From the entries below, give the number of lines where the word "Total" occurs, and nothing else.

⟨

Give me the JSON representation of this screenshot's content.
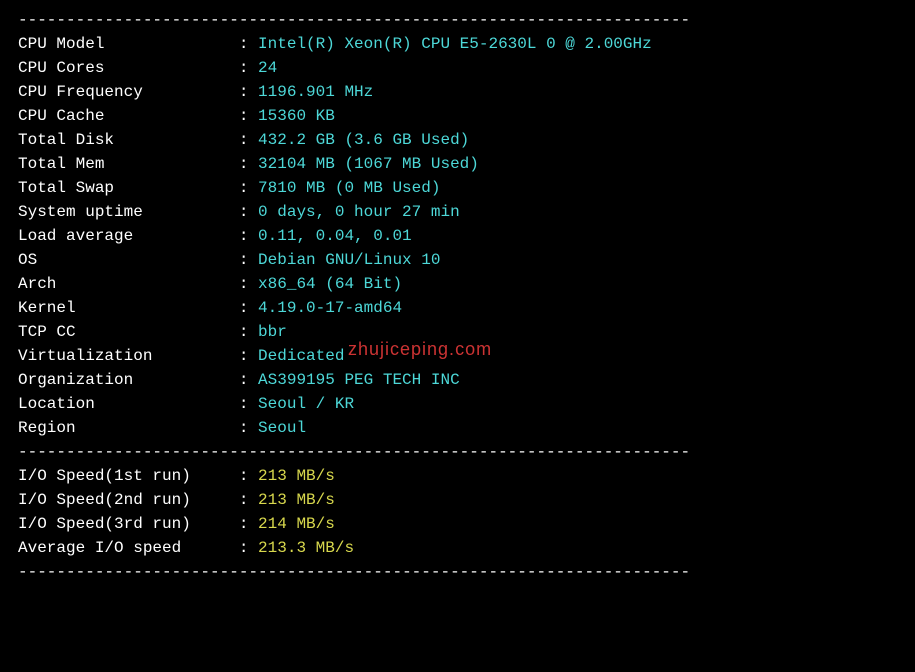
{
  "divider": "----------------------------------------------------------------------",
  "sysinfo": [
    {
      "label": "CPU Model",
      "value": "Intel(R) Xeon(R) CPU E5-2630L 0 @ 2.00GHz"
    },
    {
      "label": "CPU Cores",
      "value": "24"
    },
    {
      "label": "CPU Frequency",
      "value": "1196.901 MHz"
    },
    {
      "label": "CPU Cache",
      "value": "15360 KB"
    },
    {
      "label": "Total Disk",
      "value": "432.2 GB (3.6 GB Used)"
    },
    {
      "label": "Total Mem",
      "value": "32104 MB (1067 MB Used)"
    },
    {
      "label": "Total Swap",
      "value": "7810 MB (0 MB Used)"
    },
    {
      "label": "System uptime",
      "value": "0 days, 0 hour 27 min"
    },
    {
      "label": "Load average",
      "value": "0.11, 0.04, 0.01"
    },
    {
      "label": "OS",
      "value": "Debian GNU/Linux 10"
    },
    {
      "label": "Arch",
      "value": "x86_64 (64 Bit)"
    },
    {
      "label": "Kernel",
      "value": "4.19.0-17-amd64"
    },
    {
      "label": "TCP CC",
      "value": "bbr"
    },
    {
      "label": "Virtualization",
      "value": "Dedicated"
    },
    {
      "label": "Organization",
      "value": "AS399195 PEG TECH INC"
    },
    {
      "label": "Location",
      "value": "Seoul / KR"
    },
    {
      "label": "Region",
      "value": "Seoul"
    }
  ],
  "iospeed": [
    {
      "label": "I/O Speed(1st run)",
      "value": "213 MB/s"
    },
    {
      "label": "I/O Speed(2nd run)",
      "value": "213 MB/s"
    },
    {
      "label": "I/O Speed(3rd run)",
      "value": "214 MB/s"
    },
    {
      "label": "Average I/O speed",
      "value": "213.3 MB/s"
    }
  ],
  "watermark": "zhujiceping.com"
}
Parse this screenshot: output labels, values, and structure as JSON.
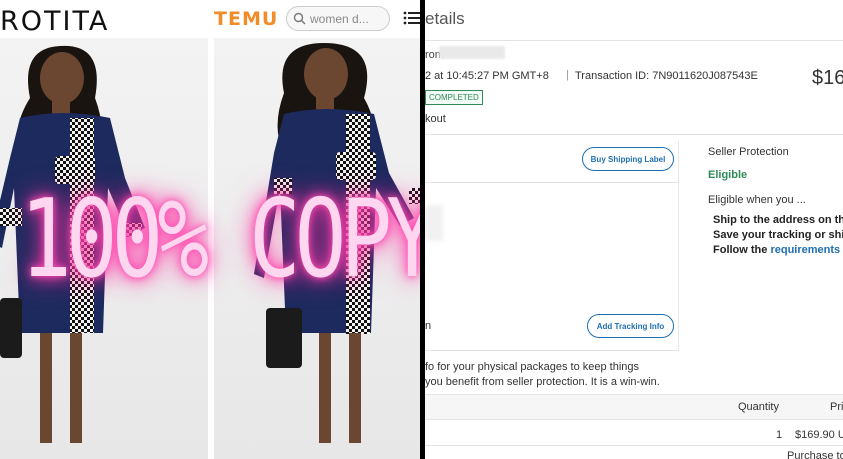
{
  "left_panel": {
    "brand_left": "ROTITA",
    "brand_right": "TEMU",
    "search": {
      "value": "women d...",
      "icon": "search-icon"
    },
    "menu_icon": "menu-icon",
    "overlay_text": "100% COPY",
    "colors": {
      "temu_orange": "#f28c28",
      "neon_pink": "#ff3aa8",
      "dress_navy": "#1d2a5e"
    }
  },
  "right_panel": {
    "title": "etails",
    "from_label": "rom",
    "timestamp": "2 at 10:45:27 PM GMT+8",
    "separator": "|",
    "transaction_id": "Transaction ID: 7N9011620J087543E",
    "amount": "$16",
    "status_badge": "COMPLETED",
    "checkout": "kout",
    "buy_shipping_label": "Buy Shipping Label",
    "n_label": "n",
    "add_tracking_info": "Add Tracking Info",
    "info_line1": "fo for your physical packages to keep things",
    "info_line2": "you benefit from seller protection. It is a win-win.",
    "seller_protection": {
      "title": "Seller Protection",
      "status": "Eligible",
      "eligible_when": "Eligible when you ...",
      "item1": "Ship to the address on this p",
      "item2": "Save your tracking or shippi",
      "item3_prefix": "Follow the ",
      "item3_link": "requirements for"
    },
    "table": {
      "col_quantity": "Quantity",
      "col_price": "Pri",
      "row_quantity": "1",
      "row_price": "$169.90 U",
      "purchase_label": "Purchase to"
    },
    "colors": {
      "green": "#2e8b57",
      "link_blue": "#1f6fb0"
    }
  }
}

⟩
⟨

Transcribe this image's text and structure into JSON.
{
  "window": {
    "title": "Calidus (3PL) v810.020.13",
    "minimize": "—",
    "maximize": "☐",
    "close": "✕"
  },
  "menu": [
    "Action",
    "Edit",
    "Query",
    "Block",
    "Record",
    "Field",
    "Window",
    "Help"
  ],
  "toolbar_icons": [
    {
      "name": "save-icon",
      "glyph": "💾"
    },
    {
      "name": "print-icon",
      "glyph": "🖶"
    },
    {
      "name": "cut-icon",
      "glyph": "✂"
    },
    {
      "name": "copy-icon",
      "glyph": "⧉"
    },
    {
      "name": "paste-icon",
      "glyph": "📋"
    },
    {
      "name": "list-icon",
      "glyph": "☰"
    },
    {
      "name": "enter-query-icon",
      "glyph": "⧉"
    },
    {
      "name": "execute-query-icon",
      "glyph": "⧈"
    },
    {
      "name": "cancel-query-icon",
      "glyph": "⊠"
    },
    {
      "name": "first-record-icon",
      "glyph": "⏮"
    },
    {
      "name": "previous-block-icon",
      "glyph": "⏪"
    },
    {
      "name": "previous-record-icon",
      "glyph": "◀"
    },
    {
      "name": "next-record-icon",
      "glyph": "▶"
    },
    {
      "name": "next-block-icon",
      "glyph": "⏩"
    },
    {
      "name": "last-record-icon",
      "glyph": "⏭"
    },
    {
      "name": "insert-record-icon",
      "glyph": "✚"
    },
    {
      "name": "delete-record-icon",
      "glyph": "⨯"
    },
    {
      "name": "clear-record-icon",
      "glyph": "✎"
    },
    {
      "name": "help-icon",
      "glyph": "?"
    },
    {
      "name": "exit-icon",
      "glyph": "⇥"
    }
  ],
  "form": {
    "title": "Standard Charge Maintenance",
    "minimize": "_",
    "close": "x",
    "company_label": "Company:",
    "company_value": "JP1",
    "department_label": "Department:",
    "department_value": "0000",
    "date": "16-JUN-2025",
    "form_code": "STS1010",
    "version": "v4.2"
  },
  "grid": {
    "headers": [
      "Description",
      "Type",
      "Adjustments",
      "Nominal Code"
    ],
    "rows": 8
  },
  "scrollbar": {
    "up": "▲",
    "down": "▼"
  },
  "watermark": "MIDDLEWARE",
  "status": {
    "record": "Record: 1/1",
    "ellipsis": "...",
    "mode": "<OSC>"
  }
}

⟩

*Reply to the exercise*
3